For our first Banned Book, professor Ian Whittington has written an ode to his favorite endangered book, 1984 by George Orwell. Whittington brilliantly discusses the toils and trials that 1984 has had to face for questioning authority and government censorship in the Cold War era.
Few novels seem to crystallize the high political stakes of literature, and of attempts to censor it, quite as clearly as George Orwell’s 1984. Published to immediate acclaim in 1949, Orwell’s dystopia famously renders the mass-mediated political deception of the Second World War in monstrous, exaggerated form. Orwell had spent two years during the war as a propagandist for the British Broadcasting Corporation, and had seen how changes in the geopolitical winds could alter seemingly stable facts. The slogans promoted by the novel’s fictional Ministry of Truth—War Is Peace, Freedom Is Slavery, Ignorance Is Strength—epitomize the mutability of truth in a state where history is re-written daily in order to suit the propaganda needs of the government.
The novel’s strong denunciation of totalitarian information control made it as despised by authoritarian regimes as it was beloved by pro-democracy groups both inside and outside those regimes. Along with Orwell’s anti-Stalinist fable Animal Farm (1945), 1984 was banned in the USSR until 1988, and circulated largely in illicit, underground samizdat copies. Anti-communist forces in the US and elsewhere held it up as an indictment of leftist governments across the globe. The CIA saw great propaganda potential in the book, but nonetheless felt the need to tweak the ending; when a film version was released in 1956, the agency ensured that protagonist Winston Smith’s final thoughts were changed from the original, gutting admission of defeat—“He loved Big Brother”—to a cry of resistance: “Down with Big Brother!” If the agency was aware of the irony of altering the text of 1984 to suit a political purpose, no record of such awareness remains.
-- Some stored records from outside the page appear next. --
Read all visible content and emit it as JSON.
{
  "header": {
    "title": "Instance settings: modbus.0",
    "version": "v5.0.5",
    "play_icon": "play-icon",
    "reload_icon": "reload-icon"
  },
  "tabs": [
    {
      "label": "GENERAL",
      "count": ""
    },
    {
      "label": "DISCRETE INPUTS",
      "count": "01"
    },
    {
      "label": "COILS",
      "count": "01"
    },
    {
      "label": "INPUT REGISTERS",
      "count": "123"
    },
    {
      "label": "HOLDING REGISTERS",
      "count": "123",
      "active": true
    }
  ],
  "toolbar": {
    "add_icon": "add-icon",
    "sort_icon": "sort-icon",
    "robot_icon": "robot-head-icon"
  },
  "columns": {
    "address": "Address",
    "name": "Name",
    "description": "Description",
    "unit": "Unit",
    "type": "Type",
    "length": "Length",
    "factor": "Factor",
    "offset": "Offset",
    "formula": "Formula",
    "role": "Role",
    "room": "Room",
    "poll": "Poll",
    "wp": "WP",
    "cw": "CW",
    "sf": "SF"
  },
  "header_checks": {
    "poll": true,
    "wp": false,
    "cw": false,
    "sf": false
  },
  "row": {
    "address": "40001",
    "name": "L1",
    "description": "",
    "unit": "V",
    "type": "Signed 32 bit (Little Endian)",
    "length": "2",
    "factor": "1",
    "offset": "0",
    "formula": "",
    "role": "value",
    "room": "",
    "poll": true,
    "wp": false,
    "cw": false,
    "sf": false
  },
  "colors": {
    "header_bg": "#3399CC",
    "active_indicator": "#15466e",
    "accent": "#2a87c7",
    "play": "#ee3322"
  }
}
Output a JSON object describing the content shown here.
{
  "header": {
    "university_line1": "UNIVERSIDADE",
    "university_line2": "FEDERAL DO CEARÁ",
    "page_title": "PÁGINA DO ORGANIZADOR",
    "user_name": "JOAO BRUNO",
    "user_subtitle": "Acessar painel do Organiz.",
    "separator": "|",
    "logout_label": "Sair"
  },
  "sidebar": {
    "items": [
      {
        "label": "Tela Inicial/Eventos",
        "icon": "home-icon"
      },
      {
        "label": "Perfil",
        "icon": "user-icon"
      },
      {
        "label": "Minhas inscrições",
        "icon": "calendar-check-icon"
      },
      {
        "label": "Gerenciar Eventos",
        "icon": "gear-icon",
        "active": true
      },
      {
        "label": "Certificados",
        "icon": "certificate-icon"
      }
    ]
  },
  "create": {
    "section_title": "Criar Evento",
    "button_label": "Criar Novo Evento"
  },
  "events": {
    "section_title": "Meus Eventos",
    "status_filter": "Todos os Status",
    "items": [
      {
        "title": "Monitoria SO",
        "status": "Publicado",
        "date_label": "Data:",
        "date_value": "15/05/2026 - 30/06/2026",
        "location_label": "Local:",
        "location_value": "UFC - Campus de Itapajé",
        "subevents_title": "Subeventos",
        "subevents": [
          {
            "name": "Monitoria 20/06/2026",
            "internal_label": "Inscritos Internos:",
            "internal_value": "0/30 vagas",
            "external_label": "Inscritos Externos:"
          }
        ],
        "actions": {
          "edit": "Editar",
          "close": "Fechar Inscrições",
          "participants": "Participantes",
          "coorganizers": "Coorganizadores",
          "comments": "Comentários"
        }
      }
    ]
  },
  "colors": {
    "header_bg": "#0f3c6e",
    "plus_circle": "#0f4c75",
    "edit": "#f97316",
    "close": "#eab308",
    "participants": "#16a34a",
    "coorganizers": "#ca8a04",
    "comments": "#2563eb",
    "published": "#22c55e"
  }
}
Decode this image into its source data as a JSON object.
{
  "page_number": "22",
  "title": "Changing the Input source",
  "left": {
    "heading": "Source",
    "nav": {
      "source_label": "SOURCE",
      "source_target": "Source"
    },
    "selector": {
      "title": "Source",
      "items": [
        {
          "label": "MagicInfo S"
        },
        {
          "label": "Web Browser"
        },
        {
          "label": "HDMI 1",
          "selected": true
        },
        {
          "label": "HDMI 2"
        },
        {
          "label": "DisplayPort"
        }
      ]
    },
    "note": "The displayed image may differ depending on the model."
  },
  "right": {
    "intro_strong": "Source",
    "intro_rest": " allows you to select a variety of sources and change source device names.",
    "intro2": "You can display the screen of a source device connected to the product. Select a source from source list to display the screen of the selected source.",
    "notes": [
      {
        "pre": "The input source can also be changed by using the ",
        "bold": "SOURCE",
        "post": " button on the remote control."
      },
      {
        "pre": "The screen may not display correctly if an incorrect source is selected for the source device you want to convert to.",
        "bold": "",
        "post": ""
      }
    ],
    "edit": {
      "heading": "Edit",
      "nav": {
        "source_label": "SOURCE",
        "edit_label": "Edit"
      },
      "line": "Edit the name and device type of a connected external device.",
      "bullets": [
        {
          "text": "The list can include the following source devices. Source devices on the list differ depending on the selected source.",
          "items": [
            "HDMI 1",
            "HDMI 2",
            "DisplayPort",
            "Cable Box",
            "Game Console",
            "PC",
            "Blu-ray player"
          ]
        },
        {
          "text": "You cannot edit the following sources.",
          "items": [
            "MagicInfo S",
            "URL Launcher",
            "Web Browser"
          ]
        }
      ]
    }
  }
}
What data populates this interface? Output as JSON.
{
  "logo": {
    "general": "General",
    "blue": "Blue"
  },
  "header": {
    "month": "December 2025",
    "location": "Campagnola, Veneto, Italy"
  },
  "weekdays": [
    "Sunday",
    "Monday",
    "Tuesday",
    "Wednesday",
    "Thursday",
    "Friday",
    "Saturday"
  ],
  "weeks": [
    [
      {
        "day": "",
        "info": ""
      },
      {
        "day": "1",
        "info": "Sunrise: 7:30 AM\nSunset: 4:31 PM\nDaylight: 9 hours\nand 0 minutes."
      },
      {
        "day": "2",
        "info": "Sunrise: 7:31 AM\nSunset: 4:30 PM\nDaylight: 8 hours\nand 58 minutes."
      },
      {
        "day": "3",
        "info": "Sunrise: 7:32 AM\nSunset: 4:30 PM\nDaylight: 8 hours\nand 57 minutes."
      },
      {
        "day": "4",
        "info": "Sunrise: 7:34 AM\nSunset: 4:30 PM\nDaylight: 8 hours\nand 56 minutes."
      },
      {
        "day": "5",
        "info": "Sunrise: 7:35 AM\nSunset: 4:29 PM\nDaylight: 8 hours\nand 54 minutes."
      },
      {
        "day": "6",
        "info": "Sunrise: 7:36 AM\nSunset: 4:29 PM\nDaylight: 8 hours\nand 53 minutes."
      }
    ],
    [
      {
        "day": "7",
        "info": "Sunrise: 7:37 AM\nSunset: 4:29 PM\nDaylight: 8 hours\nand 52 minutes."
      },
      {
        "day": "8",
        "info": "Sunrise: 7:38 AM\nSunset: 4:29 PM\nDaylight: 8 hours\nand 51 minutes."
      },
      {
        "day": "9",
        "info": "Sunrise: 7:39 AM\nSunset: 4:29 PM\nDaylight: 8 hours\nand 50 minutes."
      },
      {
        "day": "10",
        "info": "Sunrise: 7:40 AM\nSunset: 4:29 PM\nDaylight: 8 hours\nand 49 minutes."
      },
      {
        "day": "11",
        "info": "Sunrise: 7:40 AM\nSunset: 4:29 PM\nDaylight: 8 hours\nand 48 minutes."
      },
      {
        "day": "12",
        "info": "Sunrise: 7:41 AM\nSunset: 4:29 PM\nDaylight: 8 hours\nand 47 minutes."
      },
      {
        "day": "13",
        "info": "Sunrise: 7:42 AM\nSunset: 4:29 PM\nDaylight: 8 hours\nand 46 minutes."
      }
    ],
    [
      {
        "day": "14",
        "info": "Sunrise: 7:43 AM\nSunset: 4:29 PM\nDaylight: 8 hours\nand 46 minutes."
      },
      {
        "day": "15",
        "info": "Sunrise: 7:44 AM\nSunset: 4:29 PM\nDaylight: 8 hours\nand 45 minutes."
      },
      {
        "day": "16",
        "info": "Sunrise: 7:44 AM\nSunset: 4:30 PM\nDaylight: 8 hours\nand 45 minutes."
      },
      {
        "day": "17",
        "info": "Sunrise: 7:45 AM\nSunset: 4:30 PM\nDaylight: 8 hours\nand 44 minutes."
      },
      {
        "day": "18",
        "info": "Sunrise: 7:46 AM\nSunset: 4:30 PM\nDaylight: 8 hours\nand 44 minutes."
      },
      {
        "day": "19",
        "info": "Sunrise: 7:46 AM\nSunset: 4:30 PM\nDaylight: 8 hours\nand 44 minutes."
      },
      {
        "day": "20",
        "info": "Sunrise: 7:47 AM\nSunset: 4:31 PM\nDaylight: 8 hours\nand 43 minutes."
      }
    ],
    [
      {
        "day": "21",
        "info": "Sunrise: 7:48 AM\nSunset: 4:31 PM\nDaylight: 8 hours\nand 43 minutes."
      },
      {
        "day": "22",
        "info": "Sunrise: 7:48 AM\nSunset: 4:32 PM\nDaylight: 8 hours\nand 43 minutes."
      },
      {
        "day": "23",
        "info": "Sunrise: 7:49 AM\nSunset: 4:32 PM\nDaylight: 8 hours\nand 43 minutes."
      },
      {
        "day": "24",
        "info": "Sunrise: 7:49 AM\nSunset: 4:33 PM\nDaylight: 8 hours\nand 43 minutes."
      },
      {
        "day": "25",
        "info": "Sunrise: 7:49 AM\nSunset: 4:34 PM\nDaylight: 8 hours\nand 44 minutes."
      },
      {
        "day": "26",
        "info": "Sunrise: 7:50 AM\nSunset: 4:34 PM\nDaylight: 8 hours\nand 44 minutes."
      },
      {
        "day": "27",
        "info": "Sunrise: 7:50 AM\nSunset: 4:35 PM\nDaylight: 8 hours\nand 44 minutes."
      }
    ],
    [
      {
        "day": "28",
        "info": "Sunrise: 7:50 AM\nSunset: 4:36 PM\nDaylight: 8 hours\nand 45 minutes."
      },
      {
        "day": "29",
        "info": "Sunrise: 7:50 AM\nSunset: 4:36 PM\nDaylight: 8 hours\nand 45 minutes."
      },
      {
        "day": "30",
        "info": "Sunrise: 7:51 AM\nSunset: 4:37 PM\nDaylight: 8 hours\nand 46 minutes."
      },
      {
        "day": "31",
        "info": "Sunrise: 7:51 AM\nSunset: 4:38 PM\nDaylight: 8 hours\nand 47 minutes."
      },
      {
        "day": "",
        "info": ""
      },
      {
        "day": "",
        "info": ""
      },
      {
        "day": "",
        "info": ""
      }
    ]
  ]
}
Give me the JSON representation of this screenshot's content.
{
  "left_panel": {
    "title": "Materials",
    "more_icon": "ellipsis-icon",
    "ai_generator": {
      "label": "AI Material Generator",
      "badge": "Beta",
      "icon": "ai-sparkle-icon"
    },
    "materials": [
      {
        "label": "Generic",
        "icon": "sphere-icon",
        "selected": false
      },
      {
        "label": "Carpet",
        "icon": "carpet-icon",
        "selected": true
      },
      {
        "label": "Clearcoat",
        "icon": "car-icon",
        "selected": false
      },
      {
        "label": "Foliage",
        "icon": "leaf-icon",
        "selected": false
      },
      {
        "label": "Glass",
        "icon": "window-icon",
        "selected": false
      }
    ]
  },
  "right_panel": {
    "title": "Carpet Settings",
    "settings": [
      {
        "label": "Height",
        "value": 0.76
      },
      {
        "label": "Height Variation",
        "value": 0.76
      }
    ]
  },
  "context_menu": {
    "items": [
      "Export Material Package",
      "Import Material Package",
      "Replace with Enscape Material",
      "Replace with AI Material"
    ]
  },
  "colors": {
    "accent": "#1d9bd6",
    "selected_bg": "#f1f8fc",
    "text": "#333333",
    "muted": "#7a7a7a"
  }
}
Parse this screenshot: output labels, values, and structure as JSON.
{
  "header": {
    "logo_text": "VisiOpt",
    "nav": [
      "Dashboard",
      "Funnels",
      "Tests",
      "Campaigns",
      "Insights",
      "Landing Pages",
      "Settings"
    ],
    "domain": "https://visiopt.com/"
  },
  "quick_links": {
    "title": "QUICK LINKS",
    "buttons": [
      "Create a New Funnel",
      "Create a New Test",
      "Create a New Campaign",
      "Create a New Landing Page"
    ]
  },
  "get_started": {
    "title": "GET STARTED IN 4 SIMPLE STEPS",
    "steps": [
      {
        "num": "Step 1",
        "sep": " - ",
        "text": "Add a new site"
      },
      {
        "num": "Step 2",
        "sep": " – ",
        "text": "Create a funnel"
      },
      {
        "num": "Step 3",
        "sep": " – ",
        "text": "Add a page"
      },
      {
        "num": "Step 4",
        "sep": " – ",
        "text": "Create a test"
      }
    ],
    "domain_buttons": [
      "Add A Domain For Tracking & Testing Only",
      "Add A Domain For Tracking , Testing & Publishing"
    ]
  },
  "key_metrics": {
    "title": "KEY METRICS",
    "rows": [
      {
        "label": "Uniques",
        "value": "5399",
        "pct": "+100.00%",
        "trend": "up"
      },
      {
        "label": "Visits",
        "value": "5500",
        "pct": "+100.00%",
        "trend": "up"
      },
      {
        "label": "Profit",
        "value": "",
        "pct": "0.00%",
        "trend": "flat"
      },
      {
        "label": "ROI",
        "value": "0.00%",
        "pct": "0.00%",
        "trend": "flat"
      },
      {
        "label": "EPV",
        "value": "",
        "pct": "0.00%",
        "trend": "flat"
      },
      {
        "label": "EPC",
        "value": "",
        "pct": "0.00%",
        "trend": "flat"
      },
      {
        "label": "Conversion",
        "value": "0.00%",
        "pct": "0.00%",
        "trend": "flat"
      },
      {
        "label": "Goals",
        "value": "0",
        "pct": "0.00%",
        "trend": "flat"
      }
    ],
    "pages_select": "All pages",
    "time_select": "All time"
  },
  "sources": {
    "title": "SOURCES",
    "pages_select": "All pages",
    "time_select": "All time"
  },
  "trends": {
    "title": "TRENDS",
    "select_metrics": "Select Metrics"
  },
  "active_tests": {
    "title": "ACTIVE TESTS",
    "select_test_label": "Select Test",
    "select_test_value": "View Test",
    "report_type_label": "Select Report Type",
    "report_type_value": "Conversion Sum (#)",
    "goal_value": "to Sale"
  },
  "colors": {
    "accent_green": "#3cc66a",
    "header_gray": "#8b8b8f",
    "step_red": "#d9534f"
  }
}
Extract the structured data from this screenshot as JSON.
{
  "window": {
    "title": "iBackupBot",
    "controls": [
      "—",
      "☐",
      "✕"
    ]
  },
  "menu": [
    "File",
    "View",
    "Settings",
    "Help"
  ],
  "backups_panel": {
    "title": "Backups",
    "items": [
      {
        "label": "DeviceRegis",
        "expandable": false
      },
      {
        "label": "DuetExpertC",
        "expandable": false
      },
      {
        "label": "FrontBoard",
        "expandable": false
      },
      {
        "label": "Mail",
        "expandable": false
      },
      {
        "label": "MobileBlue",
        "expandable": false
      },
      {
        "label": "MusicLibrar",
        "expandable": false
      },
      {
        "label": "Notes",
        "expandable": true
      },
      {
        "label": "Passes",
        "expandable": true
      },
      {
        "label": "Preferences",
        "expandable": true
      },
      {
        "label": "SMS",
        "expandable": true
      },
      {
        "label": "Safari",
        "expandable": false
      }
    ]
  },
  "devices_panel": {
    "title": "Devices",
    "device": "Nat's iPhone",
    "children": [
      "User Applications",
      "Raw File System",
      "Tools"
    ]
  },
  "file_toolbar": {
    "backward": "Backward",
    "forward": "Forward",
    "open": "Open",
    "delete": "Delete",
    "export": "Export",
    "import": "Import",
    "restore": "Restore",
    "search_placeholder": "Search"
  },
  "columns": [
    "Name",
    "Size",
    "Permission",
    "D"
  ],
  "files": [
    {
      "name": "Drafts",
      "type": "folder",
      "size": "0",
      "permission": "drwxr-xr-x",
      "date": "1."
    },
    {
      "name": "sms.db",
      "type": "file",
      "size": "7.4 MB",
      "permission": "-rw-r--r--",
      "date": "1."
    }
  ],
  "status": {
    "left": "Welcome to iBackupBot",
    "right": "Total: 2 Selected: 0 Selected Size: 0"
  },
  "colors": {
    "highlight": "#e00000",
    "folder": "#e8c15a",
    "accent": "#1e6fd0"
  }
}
While Cold War democracies seized on the novel as anti-leftist propaganda, the truth is somewhat more complicated. Orwell despised the totalitarian regimes of the USSR and the emerging Eastern Bloc, and even went so far as to draw up a list of suspected communists for the British Ministry of Information in 1948, but he was also a lifelong democratic socialist. Smith’s conviction, in 1984, that “If there is hope… it lies in the proles” indicates that Orwell’s adherence to a Marxist vision of history persisted despite his antipathy towards totalitarianism. Indeed, the novel has periodically been banned at the local level in the US precisely because its vision of society is insufficiently anti-communist. To top it all off, some schools have prohibited the novel because of its frank treatment of sex as a mode of individual expression and a vehicle for resistance to conformity. Like some other banned books, 1984 seems to be many dangerous things to many different people.
Its status as a paradigmatic statement of the dangers of information suppression has contributed to its sustained popularity and to a range of compelling visual evocations of censorship. One edition of the novel, released by Penguin Books in 2013 and pictured here <http://www.openculture.com/2016/04/the-cover-of-george-orwells-1984-becomes-less-censored-with-wear-and-tear.html>, renders the author and title of the work all but indiscernible, thereby evoking both the government-mandated suppression of information and the need, occasionally, for certain books to circulate in secret. Built into this design is the telling feature that, as the book is handled, read, and passed between people, the title and author become increasingly visible, as if the free circulation of knowledge might allow us all to stand a little more clearly in the light. Imagine that.